Saudi Deputy Crown Prince Mohammed bin Salman ordered ISIS to commit a terrorist attack in Iran’s capital, Tehran – a senior political analyst claims.
According to Professor Tim Anderson, Saudi Arabia sent ISIS militants into Tehran in order to seek revenge against the Iranian government.
“There can be no doubt that Riyadh sent its proxy gangs into Tehran, just as the Wahhabi prince threatened,” Tim Anderson said in an interview with the Tasnim News Agency.
“There can be little doubt that the ISIS attacks on Tehran were ordered directly by the 31 year-old Saudi prince, described by British journalist Patrick Cockburn as having a reputation for impulsiveness, aggression and poor judgment,” he claims.
Tasnimnews.com reports: Professor Tim Anderson is a distinguished author and senior lecturer of political economy at the University of Sydney, Australia. Author of the ‘The Dirty War on Syria’, he has been largely published on various issues particularly the Syrian crisis.
The following is the full text of the interview:
Tasnim: As you know, on Wednesday, terrorists launched simultaneous attacks on Iran’s parliament building in downtown Tehran and on the mausoleum of Imam Khomeini, south of the city. The attacks that killed 17 Iranians and wounded dozens more were claimed by Daesh (ISIL or ISIS) terrorist group. What do you think about these attacks and what is the reason behind such terror acts in Iran?
Anderson: The June 7 terrorist attacks on Iran’s parliament and the Imam Khomeini mausoleum followed explicit threats by Saudi prince Mohammed bin Salman in early May, threats which were followed by the visit of US President Trump to Riyadh a few days later. Almost simultaneous with the terrorism came the Saudi attack on Qatar, supposedly for its new and modest opening of relations with Iran. There can be little doubt that the ISIS attacks on Tehran were ordered directly by the 31 year-old Saudi prince, described by British journalist Patrick Cockburn as having “a reputation for impulsiveness, aggression and poor judgment”. DAESH-ISIS after all is little more than a trademark for just one of the sectarian mercenary groups run by Riyadh. The motivation for the aggression against Iran and the move on Qatar seems to be a display of imagined power, a rash attempt to discipline Saudi allies and a wish to prove to his US masters (after gaining implicit or explicit permission) that the Saud family and its gangs still have relevance in the region. Iran’s Foreign Minister Mohammad Javad Zarif, commenting on the terrorist’s choice of Iran’s parliament, said: “proxies attack what their masters despise most: the seat of democracy”. Of course there is no parliament in Saudi Arabia.

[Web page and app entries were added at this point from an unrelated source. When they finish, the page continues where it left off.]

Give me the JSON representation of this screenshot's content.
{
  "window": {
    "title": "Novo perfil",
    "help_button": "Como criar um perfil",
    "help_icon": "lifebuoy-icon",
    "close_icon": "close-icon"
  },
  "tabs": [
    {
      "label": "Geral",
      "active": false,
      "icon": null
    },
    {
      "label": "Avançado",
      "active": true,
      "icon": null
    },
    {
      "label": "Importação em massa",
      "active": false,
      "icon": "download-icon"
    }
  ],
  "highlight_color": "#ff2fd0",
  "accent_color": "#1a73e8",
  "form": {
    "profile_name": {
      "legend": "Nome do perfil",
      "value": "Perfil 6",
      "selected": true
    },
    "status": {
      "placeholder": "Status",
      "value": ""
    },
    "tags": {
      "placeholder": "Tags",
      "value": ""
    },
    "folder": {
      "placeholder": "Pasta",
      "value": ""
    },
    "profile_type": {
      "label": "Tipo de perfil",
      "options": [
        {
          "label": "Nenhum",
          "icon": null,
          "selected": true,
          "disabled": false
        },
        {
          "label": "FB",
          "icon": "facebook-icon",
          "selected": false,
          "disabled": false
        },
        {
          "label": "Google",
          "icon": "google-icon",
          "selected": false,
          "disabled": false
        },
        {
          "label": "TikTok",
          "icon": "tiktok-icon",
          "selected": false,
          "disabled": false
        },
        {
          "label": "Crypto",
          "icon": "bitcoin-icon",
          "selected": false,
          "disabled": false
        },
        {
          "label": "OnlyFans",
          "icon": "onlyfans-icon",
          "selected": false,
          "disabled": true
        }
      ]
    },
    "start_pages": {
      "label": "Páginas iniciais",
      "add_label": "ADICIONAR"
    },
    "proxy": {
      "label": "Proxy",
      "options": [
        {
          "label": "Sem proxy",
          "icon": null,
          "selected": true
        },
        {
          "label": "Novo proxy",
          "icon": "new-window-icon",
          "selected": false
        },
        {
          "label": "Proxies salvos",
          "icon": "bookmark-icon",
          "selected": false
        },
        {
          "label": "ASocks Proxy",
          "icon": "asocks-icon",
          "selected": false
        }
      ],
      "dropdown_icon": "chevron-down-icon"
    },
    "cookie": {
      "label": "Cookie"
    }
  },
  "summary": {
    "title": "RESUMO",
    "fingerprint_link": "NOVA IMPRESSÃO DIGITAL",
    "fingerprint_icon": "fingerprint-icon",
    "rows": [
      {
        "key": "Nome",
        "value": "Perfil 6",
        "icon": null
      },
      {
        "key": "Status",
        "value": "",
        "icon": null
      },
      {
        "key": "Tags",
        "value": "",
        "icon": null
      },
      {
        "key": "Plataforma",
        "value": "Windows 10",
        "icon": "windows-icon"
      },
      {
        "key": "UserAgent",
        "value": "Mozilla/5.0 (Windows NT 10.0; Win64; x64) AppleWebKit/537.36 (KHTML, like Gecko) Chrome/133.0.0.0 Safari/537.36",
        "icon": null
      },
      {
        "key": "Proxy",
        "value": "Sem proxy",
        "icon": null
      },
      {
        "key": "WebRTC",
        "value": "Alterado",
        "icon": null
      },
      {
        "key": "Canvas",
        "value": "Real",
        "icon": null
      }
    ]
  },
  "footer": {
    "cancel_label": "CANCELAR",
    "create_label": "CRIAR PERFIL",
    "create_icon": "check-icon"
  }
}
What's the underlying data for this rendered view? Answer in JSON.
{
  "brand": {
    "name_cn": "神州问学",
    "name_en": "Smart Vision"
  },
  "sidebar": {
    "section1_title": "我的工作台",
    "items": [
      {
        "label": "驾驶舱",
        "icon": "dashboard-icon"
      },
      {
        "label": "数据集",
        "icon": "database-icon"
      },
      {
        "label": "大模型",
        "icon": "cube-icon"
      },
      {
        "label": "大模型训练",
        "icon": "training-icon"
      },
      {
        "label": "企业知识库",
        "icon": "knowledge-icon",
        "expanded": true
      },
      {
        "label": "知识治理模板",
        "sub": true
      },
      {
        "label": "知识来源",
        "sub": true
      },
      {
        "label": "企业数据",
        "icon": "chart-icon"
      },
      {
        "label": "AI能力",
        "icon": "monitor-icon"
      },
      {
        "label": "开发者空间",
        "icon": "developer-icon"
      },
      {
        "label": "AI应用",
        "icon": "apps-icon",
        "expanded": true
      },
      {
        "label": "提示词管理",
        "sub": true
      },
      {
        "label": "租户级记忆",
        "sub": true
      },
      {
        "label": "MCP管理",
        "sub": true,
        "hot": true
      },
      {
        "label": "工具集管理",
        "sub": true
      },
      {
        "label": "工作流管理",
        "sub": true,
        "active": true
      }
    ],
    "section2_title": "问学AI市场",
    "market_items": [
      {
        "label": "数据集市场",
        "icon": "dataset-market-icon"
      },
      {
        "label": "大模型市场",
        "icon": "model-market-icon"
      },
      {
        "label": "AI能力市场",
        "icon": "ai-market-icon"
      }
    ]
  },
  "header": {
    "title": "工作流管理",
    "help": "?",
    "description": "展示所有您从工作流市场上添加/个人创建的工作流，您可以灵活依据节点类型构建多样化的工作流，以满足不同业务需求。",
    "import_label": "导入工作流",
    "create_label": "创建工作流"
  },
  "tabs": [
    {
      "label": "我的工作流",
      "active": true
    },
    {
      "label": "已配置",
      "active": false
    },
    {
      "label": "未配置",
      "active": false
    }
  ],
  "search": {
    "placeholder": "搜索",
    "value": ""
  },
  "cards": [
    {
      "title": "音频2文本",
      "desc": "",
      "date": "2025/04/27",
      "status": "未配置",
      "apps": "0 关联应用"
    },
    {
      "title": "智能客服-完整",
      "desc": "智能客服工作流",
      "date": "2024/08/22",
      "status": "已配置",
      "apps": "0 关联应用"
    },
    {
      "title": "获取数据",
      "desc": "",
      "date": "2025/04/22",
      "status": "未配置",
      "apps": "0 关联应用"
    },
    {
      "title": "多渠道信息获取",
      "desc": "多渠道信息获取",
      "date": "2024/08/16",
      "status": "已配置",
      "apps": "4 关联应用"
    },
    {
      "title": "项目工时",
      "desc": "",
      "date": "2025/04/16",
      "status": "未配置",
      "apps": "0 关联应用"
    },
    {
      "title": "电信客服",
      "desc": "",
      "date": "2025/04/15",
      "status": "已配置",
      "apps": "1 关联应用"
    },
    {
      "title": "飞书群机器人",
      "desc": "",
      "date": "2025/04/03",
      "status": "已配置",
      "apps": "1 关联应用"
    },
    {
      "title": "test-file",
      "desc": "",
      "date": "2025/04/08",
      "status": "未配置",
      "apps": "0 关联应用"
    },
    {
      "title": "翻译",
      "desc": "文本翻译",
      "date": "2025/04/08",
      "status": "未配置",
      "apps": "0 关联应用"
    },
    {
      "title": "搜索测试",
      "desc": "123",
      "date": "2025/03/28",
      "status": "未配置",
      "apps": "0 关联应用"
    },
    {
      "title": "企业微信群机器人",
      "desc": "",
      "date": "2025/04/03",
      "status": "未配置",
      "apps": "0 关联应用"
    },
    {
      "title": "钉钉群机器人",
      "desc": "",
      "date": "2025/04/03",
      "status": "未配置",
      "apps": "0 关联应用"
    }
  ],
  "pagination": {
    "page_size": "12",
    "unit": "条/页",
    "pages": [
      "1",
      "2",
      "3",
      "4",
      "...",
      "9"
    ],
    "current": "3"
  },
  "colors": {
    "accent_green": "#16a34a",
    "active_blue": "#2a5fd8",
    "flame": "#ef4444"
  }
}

Tasnim: Saudi officials have repeatedly threatened Iran with military action. Recently, Saudi Deputy Crown Prince and Defense Minister Mohammed bin Salman said, “We will work to have the battle in Iran rather than in Saudi Arabia.” Do you believe that Riyadh was behind the attacks?
Anderson: There can be no doubt that Riyadh sent its proxy gangs into Tehran, just as the Wahhabi prince threatened.
Tasnim: It is no secret that the Daesh terrorist group, which claims to be Islamic but whose actions are anything but, has been created and massively supported by certain Western countries, particularly the US. How do you see Washington’s role in Tehran terror attacks?
Anderson: The Saudis cannot use a single bullet of the tens of billions of dollars of weapons they purchase from the US without explicit permission from Washington. The US boasts of law and agencies which regulate the use and ‘re-export’ of all its weapons. Further, President Trump, in his crude manner, when pretending to express public sympathy with the Iranian people, effectively said “you deserved it”. If there were a court of law for such crimes Donald Trump would be indicted as an accessory to the Wahhabi prince.
Tasnim: Generally, what objectives is the US government trying to achieve in the Middle East region?
Anderson: That is not clear, as the US is losing its war on Syria, is running out of options in Iraq and the US-backed Saudi aggression against Yemen, while immensely destructive, is not gaining strategic ground. Trump seemed to understand much of this last year; but since he came to the presidency his practice seems to have been captured by old-school cold warriors. Trump himself seems to have become a mouthpiece for others in the ‘deep state’. The original plan was to eliminate all the independent states of the region, under the Bush-regime’s declared vision of a ‘New Middle East’. That plan seemed to be gaining some ground with the invasions of Afghanistan and Iraq, and the destruction of Libya. But Israel’s 2006 attempt to subjugate Lebanon failed, as did the coordinated ‘disarmament’ operation against Iran. In my view Syria’s resistance and resurgence, and the regional alliance forged by this long war, really signals the collapse of Washington’s dream for a US-dominated ‘New Middle East’.